This is where the role of a handrail can be helpful. A person can lose their balance but remain stable if they use the handrail. Adding detail in the investigation will reveal different options to mitigate risk. The straight-line analysis in Figure 3 is accurate, but it’s not complete. The 6-Why below has more detail, but it’s still not complete.Figure 4. 6-Why with a Parallel Path
Eyes Not on the Path – Adding Other Causes
There are two Maps in Figure 5: a 4-Why and a 10-Why. Both start with the safety goal being adversely affected. The 4-Why is a simple analysis. The 10-Why is a more detailed explanation. Both Maps are accurate. Several different possible solutions are shown in green above the cause they’d control. Several of the solution options shown on the 10-Why are not obvious in the 4-Why. Adding more detail during an investigation naturally expands the range of possible solutions that are considered. This is one of the advantages of adding detail to your investigations.
Notice, for contact between a foot and a step, it requires the foot to be in a specific location and the step to be in a specific location. If the foot is raised a little higher, then the step isn’t hit. If the step is not in that area, the foot doesn’t hit it. The causes in the 10-Why show that the person’s foot is at that specific location because they didn’t the see step, and they were taking that path. If they were aware of the step and lifted their foot slightly, the person wouldn’t have tripped on that step. This is the benefit of keeping our eyes on the path where we’re walking—to be aware of a step. If the person had taken a different route, the step could be avoided altogether.

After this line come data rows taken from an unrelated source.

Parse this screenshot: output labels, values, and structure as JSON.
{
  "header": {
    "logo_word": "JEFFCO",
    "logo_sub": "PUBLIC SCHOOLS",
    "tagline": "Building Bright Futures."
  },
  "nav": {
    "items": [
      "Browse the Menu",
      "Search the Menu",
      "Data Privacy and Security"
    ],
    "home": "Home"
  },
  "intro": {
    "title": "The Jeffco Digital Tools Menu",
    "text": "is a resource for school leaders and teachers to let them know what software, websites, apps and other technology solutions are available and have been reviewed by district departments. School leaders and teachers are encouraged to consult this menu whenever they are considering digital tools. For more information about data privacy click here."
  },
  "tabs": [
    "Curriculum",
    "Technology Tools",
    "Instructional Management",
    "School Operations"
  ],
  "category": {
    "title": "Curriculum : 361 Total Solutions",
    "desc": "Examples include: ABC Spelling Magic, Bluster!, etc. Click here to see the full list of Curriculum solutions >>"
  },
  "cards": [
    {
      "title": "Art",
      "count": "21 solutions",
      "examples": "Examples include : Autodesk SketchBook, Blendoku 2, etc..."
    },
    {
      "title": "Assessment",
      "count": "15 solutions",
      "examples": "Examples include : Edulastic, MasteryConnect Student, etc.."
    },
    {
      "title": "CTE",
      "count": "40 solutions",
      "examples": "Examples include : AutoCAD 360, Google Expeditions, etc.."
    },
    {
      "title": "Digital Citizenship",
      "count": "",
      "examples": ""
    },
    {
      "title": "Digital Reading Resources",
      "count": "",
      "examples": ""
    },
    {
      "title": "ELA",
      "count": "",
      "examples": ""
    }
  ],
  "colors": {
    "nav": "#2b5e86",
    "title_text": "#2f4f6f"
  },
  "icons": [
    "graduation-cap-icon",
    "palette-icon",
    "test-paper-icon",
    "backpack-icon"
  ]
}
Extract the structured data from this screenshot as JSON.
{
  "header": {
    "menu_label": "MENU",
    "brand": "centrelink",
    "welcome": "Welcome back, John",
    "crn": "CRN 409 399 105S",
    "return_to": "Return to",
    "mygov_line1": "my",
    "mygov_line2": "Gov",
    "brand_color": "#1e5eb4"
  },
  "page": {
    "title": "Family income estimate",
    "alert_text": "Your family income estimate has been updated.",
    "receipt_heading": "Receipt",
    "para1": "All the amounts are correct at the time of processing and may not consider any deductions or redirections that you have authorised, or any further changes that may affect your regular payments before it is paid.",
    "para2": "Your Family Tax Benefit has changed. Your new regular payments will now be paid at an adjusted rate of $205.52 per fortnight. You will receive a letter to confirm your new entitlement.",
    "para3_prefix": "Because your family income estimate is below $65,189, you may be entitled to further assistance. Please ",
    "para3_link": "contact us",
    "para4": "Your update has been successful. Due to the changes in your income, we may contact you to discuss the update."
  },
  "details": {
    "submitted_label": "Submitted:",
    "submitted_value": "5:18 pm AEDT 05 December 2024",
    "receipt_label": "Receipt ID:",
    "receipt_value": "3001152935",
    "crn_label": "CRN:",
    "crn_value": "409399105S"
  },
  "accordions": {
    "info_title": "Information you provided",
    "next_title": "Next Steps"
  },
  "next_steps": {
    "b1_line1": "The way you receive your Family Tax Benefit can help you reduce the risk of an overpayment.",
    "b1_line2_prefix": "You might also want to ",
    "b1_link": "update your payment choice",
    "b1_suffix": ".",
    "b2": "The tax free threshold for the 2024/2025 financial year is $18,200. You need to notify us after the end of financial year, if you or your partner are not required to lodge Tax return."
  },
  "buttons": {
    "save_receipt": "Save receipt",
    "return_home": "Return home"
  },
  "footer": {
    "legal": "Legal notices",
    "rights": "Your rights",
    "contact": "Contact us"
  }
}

The details are already inside every incident. Your investigation reveals those details. The Cause Mapping® method allows the investigation to begin very basic then expand as needed. The details aren’t necessary for every issue, but they’re available if an organization wants to dig into them.
Figure 5. Simple 4-Why and a more detailed 10-Why Cause Map diagram
Because all of the causes were required to produce the issue, all of the causes don’t have to be solved. Changing just one cause reduces the risk of the incident. By changing more than one, also known as layers of protection, risk can be made even lower. Just like the combination of antilock brakes, crumple zones, seat belts and air bags produce a cumulative reduction in risk in automobiles.
Test This Approach
The problems in your organization may be more complex than tripping on a step, but the approach can be applied the same way. Break down the cause-and-effect relationships within your problems by asking and answering one Why question at time. With the Cause Mapping method of root cause analysis, a problem investigation can begin with one or two cause-and-effect relationships in a straight-line. From that simple start, the analysis can be expanded into as much detail as needed – like this fall example. Learning to diagram your problems with a Cause Map diagram provides a structured, systematic way to dissect, document and communicate issues.
To learn more about developing cause-and-effect analysis skills in your organization, visit our website to find examples and register for our free weekly webinars. You can also develop your skills by attending one of our workshops in a city near you or hosting a workshop at your site, just contact our office directly if you have questions or would like additional information.